In this environment, investors pile into riskier stocks that offer high yields because solid economic growth reduces the imminent threat to their dividends.
Consider the case of telecom services provider Frontier Communications Corp (NSDQ: FTR). The company has slashed its dividend twice since mid-2010 and is unlikely to increase its payout for at least the next few years.
Frontier Communications’ stock exhibits an R-squared of 0.092 relative to the S&P 500, indicating that the shares have little correlation to the market index. And the stock’s correlation to the yield on the 10-year US Treasury note is even lower, clocking in at 0.005.
Despite Frontier Communications’ 7.4 percent yield and stagnant dividend, the stock itself has exhibited little sensitivity to fluctuations in interest rates.
That being said, an investment in Frontier Communications entails elevated risk because of significant company- and industry-specific challenges.
The company’s traditional phone business continues to erode, while its broadband business hasn’t grown at a sufficient rate to stabilize the firm’s overall revenue.
And with the acquisition of AT&T’s (NYSE: T) wirelines in Connecticut, Frontier Communications will add another $1.9 billion to its already onerous debt burden.
Adding to the strain, the telecom will face an additional $130 to $160 million in cash taxes after several subsidies expire.
Frontier Communications plans to allocate much of its free cash flow to retiring debt and reducing its interest expenses.
The firm’s debt expiring in 2014 carries a lofty coupon of 8.25 percent, while next year’s bond maturities have rates of 6.625 percent and 7.875 percent. With a yield to maturity of 6.578 percent on its 10-year debt, the odds of a money-saving refinancing appear to be in the company’s favor.
But a sustained uptick in interest rates could erode the magnitude of these anticipated cost savings.
In the meantime, Frontier Communications will need to offset customer attrition in its traditional business line with growth in its broadband subscriber base.

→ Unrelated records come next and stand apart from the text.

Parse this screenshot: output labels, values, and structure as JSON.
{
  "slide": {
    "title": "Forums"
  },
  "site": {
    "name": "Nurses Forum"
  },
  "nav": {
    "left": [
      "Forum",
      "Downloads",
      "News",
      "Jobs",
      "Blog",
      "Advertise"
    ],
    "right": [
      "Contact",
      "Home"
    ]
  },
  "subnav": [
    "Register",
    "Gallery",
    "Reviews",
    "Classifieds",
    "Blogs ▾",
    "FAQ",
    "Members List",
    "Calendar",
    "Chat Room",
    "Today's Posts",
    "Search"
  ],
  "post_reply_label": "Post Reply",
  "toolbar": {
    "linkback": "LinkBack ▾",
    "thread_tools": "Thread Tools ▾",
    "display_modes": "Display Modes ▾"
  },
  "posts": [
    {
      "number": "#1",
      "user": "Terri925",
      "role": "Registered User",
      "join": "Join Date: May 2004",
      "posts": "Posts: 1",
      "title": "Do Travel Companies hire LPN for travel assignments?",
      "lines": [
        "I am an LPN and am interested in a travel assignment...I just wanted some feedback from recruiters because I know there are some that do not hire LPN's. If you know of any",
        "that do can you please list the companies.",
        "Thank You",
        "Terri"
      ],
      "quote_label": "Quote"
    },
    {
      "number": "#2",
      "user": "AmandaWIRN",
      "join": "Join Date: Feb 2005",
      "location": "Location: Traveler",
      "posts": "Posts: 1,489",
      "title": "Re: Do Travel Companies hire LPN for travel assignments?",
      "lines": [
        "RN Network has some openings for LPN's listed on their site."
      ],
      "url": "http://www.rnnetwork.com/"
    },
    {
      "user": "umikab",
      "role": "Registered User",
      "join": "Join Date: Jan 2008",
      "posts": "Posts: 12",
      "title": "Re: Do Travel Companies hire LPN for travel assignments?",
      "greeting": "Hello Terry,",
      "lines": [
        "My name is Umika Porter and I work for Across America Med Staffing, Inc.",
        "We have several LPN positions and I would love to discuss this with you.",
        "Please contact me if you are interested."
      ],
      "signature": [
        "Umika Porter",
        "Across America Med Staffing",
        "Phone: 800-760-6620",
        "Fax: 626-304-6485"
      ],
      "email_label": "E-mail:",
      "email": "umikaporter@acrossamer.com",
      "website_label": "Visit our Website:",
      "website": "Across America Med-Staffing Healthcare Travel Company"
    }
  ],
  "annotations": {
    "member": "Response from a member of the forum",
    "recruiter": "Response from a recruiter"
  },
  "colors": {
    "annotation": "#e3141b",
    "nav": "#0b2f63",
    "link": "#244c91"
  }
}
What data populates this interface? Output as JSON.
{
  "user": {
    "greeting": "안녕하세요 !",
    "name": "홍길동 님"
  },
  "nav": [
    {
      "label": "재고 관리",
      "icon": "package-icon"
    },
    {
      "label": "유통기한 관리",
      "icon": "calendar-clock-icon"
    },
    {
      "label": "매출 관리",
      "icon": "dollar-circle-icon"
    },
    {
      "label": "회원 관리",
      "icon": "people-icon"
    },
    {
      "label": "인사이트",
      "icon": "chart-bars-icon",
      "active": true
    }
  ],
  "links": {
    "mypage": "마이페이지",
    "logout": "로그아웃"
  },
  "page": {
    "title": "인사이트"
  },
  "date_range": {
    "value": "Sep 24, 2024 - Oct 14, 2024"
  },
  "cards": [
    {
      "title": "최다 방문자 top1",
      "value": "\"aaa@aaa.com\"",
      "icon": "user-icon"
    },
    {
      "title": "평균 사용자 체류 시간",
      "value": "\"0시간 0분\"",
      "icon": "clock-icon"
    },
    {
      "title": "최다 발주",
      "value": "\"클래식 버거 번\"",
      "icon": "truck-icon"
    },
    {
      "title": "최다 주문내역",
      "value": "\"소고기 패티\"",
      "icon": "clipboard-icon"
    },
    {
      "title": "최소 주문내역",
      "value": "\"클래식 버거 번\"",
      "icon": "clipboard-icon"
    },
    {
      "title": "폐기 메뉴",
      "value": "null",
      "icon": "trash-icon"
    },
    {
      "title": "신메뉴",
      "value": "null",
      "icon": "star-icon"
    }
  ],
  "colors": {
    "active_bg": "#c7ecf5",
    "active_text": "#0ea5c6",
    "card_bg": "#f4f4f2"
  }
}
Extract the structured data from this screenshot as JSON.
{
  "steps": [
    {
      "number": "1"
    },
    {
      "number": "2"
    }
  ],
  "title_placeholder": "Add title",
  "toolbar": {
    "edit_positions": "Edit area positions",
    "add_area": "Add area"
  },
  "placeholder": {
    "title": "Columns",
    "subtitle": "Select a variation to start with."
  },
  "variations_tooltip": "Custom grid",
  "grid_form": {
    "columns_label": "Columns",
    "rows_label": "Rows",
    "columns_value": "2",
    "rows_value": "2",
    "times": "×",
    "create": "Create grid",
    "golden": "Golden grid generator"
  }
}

A stronger economy would give the telecom a better shot at achieving this balance.
Bottom Line: Like most equities, high-yielding Frontier Communications exhibits more sensitivity to the economy than interest rates.
Where the Buys Are
Investors should regard any weakness in dividend-paying stocks as an opportunity to establish or add to positions in high-quality names.
Taking advantage of these ill-informed selloffs requires selectivity; buying best-of-breed companies that operate solid businesses makes it easier to pull the trigger during a pullback and leads to superior returns over time.
Here are the most fertile hunting grounds for income-seeking investors looking to take advantage of the Taper Trade’s return.
One favorite of income investors that’s not on our shopping list: bonds. As I explained in Bonds: Still a Seller’s Market, investors should largely steer clear of this asset class.
Those looking for specific ideas should consult Capitalist Times Premium‘s Lifelong Income Portfolio, which includes my favorite dividend-paying stocks from a wide range of sectors and industries.